The next step, after getting your emotions about your subject out onto paper, is start to pare it down. Throw away unneeded words; boil it down.  If you can imply something without even saying it directly, so much the better.  Experiment using synonyms and see what emotional effect the change of wording creates.

It’s not enough to provide information about the beauty of spring — or even a very accurate description of a springtime scene — if you don’t clearly communicate your emotional reaction to that scene.  Even better, would be to use it to show some psychological or emotional growth within you as the poem progresses.  The reader will be learning the lesson you learned right along with you as if they were re-living the experience of coming to an “epiphany” the same moment you did.

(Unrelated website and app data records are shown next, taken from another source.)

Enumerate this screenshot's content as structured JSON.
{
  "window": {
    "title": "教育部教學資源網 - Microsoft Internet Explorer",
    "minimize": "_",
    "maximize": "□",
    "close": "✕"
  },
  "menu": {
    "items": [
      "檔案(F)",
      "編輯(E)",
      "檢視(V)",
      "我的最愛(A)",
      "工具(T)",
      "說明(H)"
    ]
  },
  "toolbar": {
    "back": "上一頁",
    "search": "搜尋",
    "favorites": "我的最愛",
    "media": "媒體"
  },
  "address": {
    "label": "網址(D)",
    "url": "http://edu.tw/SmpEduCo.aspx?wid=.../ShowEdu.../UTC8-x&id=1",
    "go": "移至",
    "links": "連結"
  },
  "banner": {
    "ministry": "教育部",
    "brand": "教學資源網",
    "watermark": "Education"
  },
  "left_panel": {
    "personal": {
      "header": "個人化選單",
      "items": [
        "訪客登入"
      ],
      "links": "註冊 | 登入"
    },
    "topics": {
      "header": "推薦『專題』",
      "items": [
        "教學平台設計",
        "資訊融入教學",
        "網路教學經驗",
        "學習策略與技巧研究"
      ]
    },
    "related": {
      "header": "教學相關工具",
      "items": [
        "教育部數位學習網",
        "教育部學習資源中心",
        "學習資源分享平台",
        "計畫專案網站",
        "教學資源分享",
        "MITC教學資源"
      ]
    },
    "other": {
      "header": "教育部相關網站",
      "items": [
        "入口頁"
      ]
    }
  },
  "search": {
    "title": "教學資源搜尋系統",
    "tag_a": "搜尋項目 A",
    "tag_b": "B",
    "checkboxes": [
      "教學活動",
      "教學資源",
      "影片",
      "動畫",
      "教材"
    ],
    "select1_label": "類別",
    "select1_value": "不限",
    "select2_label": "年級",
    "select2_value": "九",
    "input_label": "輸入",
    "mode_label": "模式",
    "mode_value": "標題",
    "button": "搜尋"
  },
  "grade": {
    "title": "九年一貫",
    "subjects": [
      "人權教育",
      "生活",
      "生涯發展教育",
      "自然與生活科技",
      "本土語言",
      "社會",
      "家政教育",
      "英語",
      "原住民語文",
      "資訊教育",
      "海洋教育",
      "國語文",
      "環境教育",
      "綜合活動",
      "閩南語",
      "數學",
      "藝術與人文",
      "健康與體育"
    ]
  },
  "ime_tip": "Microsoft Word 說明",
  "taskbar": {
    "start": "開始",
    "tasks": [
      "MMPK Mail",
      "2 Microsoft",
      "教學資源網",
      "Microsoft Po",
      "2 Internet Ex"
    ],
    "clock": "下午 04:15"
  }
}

Go back and read a few poems by Emily Dickinson or perhaps Robert Frost.  Sip, don’t gulp.  Take a sip and roll it around in your mind and savor the taste like one would do with a fine wine. Read and re-read the same poem several times while meditating for a few moments at the end of each reading.

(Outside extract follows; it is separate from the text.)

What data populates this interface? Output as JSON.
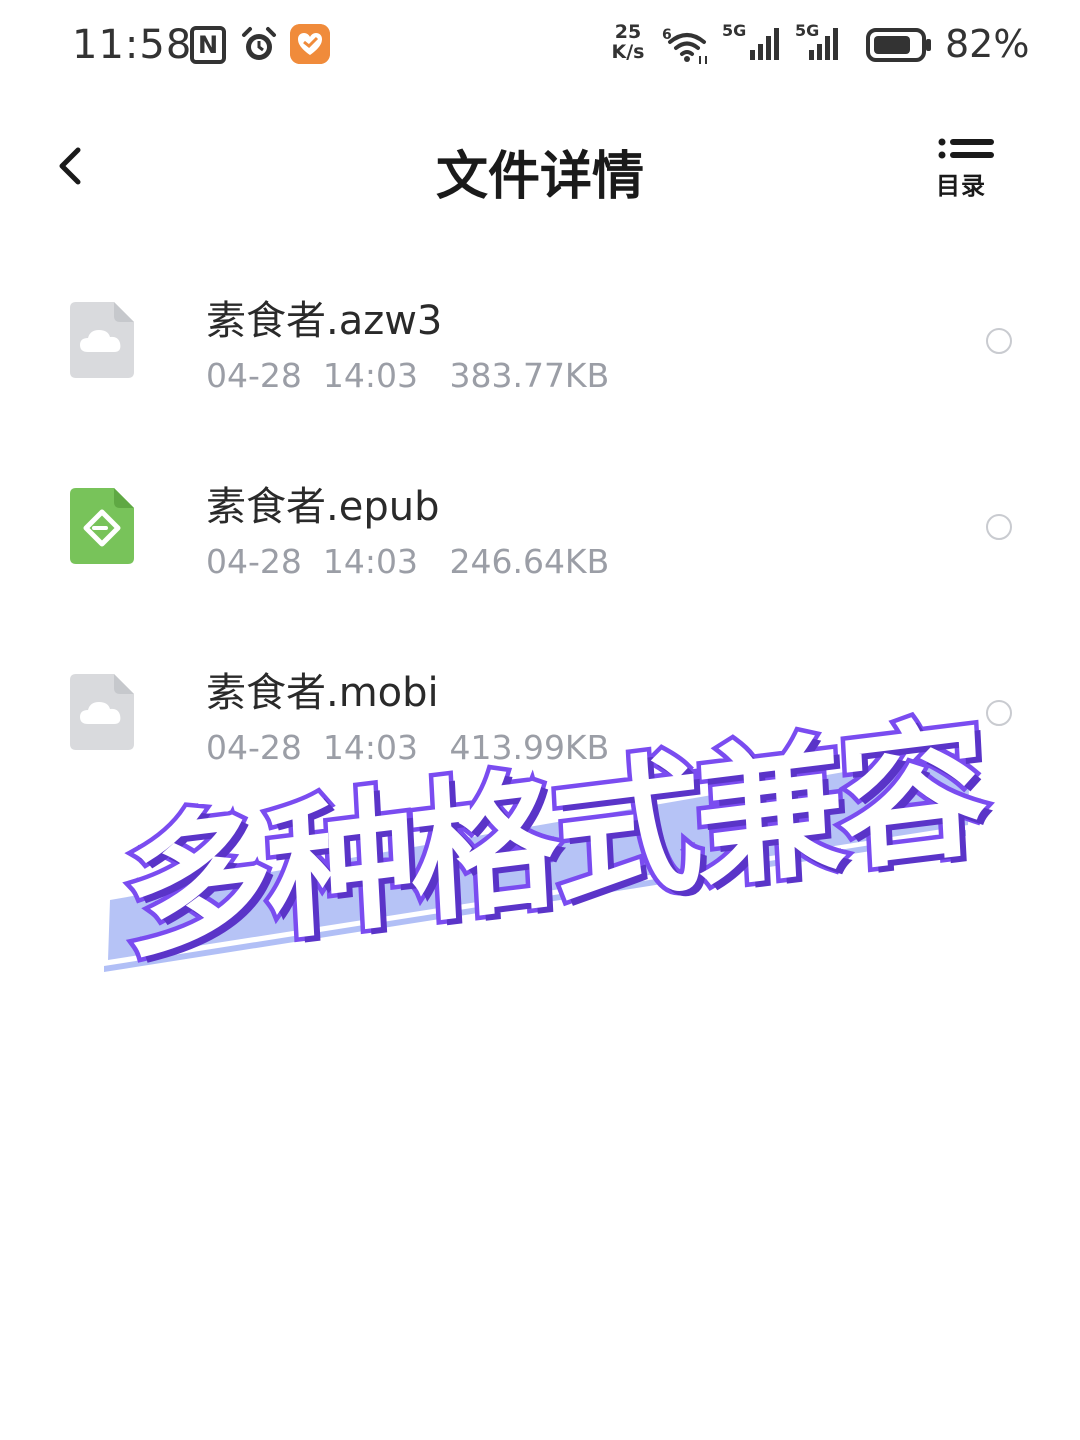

I haven’t said anything about rhyme or meter.  Songs have both, and poems used to. Now it’s optional.  Rather than being stuck in strict meter, such as Di dah, di dah, di dah, di dah, di dah … (iambic pentameter) try to make sure that (with or without meter) there is a pretty flow to your verses.  For an example of where little or no thought has been given toward maintaining a smoothly flowing rhythm in the mind of the reader, read a newspaper article .  Re-read your own poem when you think it’s finished.  Does its rhythm have the feel of a bumpy road or a beautiful new Interstate Highway?  If a rough ride, go back and flatten the bumps and fill in the pot-holes.  Above all, have fun.

For future hints and lessons, please follow WritersClass.net using the block on this page.  VMK

Editing Your Writing

Nothing helps make your message more effective than simply re-reading it several times. You can do this in your mind, you can read it aloud, or even have your computer read it to you. Whichever of those methods you use, listen for cadence and flow. The flow may sound “choppy” if you use a lot of unnecessary conjunctions (but, or, yet, and, because, nor, since, that …) or even worse: compound conjunctions (as well, as well as, as long as, so that, even if, in order to …) Excise these whenever possible if it doesn’t detract from your meaning. Misuse or overuse of conjunctions is only one thing that causes a reader to trip and stumble through your work. By re-reading your work you will probably find other word or phrase-choices that detract from flow. Comments and Suggestions are welcome here.

Update – Nov. 17, 2019

As an excellent example of writing which flows beautifully see this Atlantic article by Yoni Applebaum, senior editor: